Even though it is early May, people are starting to worry about the two main summer orchard pests in apples- codling moth and apple maggot. The past couple of summers have been warmer than average, and in warm summers, these two pests can destroy most peoples’ apple crops. What can you do to keep your apples from being ruined?
If you only have a couple of trees, the easiest control is to thin your young fruit now, and at the same time, apply ‘maggot barriers’ to the remaining fruit. These barriers are 90% effective in controlling codling moth, and 95% effective for apple maggot.
Though effective, this method of control is very time consuming if you have more than 2 or 3 trees. And it must be done early, before the codling moths start laying (and they are starting!) If your fruit has been damaged in the past couple of years, you may need to start spraying to control the pests. You can control both pests with organic sprays, but timing those sprays is critical.
Timing Pest Sprays
A little primer on heat units or Degree Days (DD): Most pests have certain temperature ranges when they are active. For codling moth, heat units accumulate when temperatures are between 50° and 88° Fahrenheit. For apple maggot, the models use 44° and 113° Fahrenheit. We look at accumulated degree days in the models to time the sprays.
Late May is usually the period we carefully watch heat units/DD to accurately time sprays for codling moth. Our warm spring has us ahead in heat units from the past years. Using the codling moth model, our degree day accumulation is 11 days ahead of 2015, 14 days ahead of 2014, and 37 days ahead of the 30 year average. Right now, it looks like we’ll reach the degree days to warrant a spray (525 DD) around the first week of June.
Using WSU’s No Biofix degree day model for Codling moth, the first expected egg laying should happen around 225 DD, which we hit in late April. The first recommended spray will go on at about 525 DD, which the models are predicting should be the first week of June. If May is very cool, we may not reach 525 DD until mid to late June. The most effective organic sprays for codling moth are Spinosad, and CM Granulosis Virus (CMGV). Spinosad is available to the homeowner in small quantities as Monterey Garden Spray and Green Light Bioinsecticide. For the larger grower, it can be purchased as Entrust. Adding 1% summer oil to the tank makes it even more effective by smothering eggs that have not hatched. Spinosad is toxic to bees when wet. Apply early in the morning or late in the evening when bees are not foraging! CM Granulosis Virus (CMGV) is only really available to the larger grower (large quantity, short shelf life) as Virosoft®, Caprovirusine® and Cyd-X®. Peaceful Valley Farm Supply sells small quantities online, but it is not registered for sale in Washington State in that packaging. CMGV must be applied at 525 DD, and again in 7-10 days. Unused product should be refrigerated.

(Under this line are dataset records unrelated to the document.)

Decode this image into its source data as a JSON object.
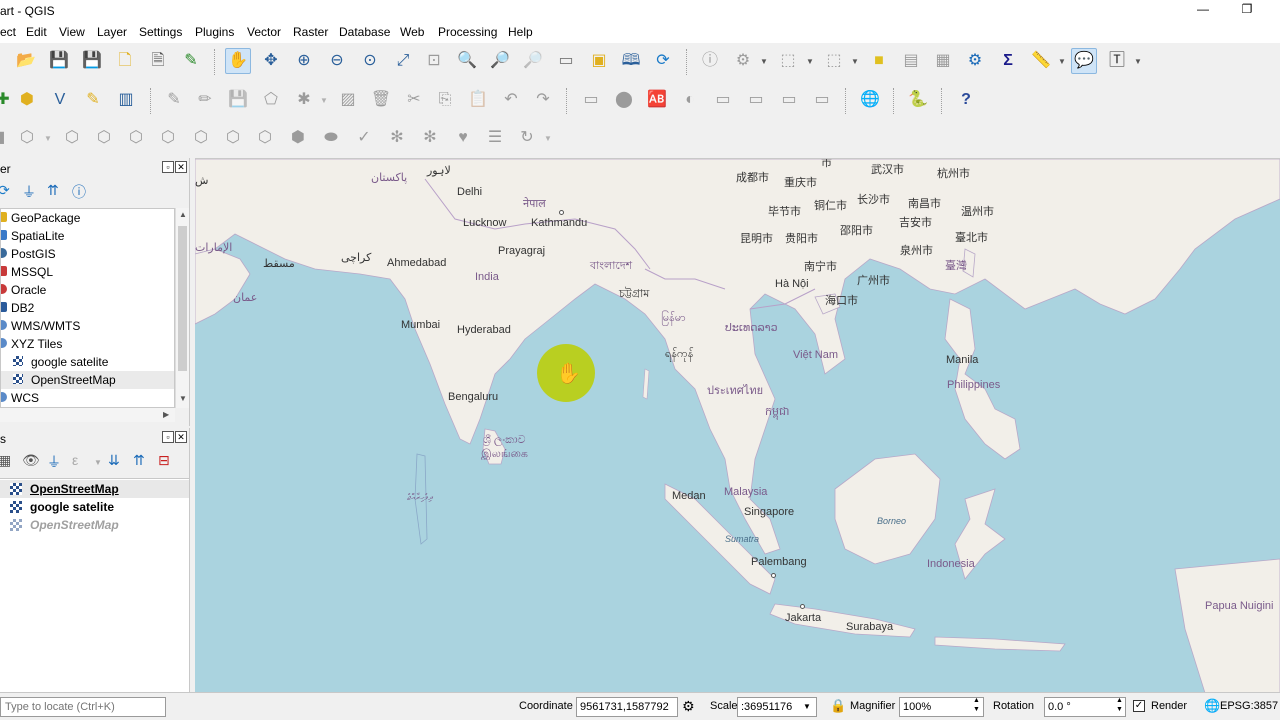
{
  "window": {
    "title": "art - QGIS",
    "minimize": "—",
    "restore": "❐"
  },
  "menu": [
    "ect",
    "Edit",
    "View",
    "Layer",
    "Settings",
    "Plugins",
    "Vector",
    "Raster",
    "Database",
    "Web",
    "Processing",
    "Help"
  ],
  "browser_panel": {
    "title": "er",
    "items": [
      {
        "label": "GeoPackage"
      },
      {
        "label": "SpatiaLite"
      },
      {
        "label": "PostGIS"
      },
      {
        "label": "MSSQL"
      },
      {
        "label": "Oracle"
      },
      {
        "label": "DB2"
      },
      {
        "label": "WMS/WMTS"
      },
      {
        "label": "XYZ Tiles"
      },
      {
        "label": "google satelite"
      },
      {
        "label": "OpenStreetMap"
      },
      {
        "label": "WCS"
      }
    ]
  },
  "layers_panel": {
    "title": "s",
    "layers": [
      {
        "label": "OpenStreetMap",
        "state": "active"
      },
      {
        "label": "google satelite",
        "state": "visible"
      },
      {
        "label": "OpenStreetMap",
        "state": "hidden"
      }
    ]
  },
  "map": {
    "labels": {
      "pakistan": "پاکستان",
      "lahore": "لاہور",
      "delhi": "Delhi",
      "nepal": "नेपाल",
      "lucknow": "Lucknow",
      "kathmandu": "Kathmandu",
      "karachi": "کراچی",
      "ahmedabad": "Ahmedabad",
      "prayagraj": "Prayagraj",
      "bangladesh": "বাংলাদেশ",
      "india": "India",
      "chittagong": "চট্টগ্রাম",
      "mumbai": "Mumbai",
      "hyderabad": "Hyderabad",
      "muscat": "مسقط",
      "oman": "عمان",
      "uae": "الإمارات",
      "bengaluru": "Bengaluru",
      "srilanka": "ශ්‍රී ලංකාව",
      "srilanka_ta": "இலங்கை",
      "maldives": "ދިވެހިރާއްޖެ",
      "myanmar": "မြန်မာ",
      "yangon": "ရန်ကုန်",
      "laos": "ປະເທດລາວ",
      "thailand": "ประเทศไทย",
      "cambodia": "កម្ពុជា",
      "vietnam": "Việt Nam",
      "hanoi": "Hà Nội",
      "haikou": "海口市",
      "nanning": "南宁市",
      "guangzhou": "广州市",
      "kunming": "昆明市",
      "guiyang": "贵阳市",
      "bijie": "毕节市",
      "tongren": "铜仁市",
      "shaoyang": "邵阳市",
      "chengdu": "成都市",
      "chongqing": "重庆市",
      "changsha": "长沙市",
      "wuhan": "武汉市",
      "hangzhou": "杭州市",
      "nanchang": "南昌市",
      "jian": "吉安市",
      "quanzhou": "泉州市",
      "wenzhou": "温州市",
      "taipei": "臺北市",
      "taiwan": "臺灣",
      "chinatop": "市",
      "manila": "Manila",
      "philippines": "Philippines",
      "medan": "Medan",
      "malaysia": "Malaysia",
      "singapore": "Singapore",
      "sumatra": "Sumatra",
      "borneo": "Borneo",
      "palembang": "Palembang",
      "indonesia": "Indonesia",
      "jakarta": "Jakarta",
      "surabaya": "Surabaya",
      "papua": "Papua Nuigini",
      "leftedge": "ش"
    }
  },
  "statusbar": {
    "locator_placeholder": "Type to locate (Ctrl+K)",
    "coordinate_label": "Coordinate",
    "coordinate_value": "9561731,1587792",
    "scale_label": "Scale",
    "scale_value": ":36951176",
    "magnifier_label": "Magnifier",
    "magnifier_value": "100%",
    "rotation_label": "Rotation",
    "rotation_value": "0.0 °",
    "render_label": "Render",
    "crs": "EPSG:3857"
  }
}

CMGV is not toxic to bees. It may have a delayed action, though, so if applied too late, the larvae may tunnel into the fruit before dying.
Spinosad is also somewhat effective on Apple Maggot. It would need to be sprayed every 10-14 days to provide good control. Right now, degree day models are showing first fly emergence in mid to late July. Putting up yellow sticky traps or red sphere traps coated with a sticky trap substance (Tanglefoot®) will trap adult flies as they emerge. If you have just a few trees, you may be able to trap most of the adult flies before they lay their eggs. If apple maggot has been a real problem in the past few years, you may need to spray when you find adult flies on your traps. The traps can also help you time sprays.
Another option is Surround, which is a kaolin clay product that coats the tree and developing fruit in a fine white dust that confuses the moths and sawflies (apple maggot flies) when they try to find fruit to lay eggs on. It must be reapplied after rain to keep the fruit coated and “hidden” from the insects trying to lay eggs. A negative aspect of Surround is that it usually is detrimental to beneficial mites, who spend more time cleaning the clay off their bodies than hunting pest mites.